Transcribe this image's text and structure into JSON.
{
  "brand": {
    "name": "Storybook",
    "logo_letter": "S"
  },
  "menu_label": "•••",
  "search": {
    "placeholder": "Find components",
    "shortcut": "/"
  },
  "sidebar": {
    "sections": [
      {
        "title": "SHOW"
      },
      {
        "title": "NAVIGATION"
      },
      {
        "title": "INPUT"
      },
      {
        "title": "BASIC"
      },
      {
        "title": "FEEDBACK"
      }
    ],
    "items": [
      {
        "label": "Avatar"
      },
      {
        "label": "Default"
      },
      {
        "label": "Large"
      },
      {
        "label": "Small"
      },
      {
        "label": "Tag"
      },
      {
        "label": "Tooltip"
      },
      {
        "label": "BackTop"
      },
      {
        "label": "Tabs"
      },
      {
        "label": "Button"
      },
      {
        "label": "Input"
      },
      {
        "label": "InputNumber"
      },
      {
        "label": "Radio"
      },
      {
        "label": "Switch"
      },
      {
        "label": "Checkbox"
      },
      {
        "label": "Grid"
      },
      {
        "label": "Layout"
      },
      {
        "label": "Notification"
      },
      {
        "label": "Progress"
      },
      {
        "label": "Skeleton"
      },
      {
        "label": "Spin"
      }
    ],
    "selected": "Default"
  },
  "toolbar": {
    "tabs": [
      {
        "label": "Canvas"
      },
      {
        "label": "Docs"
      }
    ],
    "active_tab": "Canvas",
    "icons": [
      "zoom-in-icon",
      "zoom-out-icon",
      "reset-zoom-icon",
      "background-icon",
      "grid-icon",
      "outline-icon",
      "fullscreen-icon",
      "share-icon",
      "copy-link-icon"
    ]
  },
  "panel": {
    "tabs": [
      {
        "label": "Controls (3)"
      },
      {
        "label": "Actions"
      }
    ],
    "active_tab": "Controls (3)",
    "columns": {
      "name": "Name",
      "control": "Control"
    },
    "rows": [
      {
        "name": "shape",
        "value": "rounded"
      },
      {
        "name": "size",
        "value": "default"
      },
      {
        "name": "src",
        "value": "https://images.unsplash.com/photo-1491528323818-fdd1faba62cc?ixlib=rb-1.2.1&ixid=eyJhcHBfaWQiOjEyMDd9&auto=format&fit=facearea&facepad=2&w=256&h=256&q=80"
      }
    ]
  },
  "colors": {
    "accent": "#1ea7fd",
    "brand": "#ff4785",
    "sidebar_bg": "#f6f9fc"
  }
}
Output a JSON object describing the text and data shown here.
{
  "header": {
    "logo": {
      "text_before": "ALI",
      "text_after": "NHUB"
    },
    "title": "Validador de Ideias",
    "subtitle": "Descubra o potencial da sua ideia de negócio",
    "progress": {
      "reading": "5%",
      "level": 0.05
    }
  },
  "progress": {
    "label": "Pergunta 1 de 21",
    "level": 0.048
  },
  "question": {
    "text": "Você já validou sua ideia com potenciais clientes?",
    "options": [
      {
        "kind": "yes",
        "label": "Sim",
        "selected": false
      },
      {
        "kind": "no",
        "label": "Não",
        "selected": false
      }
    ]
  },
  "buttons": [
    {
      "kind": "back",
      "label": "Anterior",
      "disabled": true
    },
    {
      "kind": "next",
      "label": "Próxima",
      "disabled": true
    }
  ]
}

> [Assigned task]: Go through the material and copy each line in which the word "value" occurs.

> [Result of the task]:
        "value": "rounded"
        "value": "default"
        "value": "https://images.unsplash.com/photo-1491528323818-fdd1faba62cc?ixlib=rb-1.2.1&ixid=eyJhcHBfaWQiOjEyMDd9&auto=format&fit=facearea&facepad=2&w=256&h=256&q=80"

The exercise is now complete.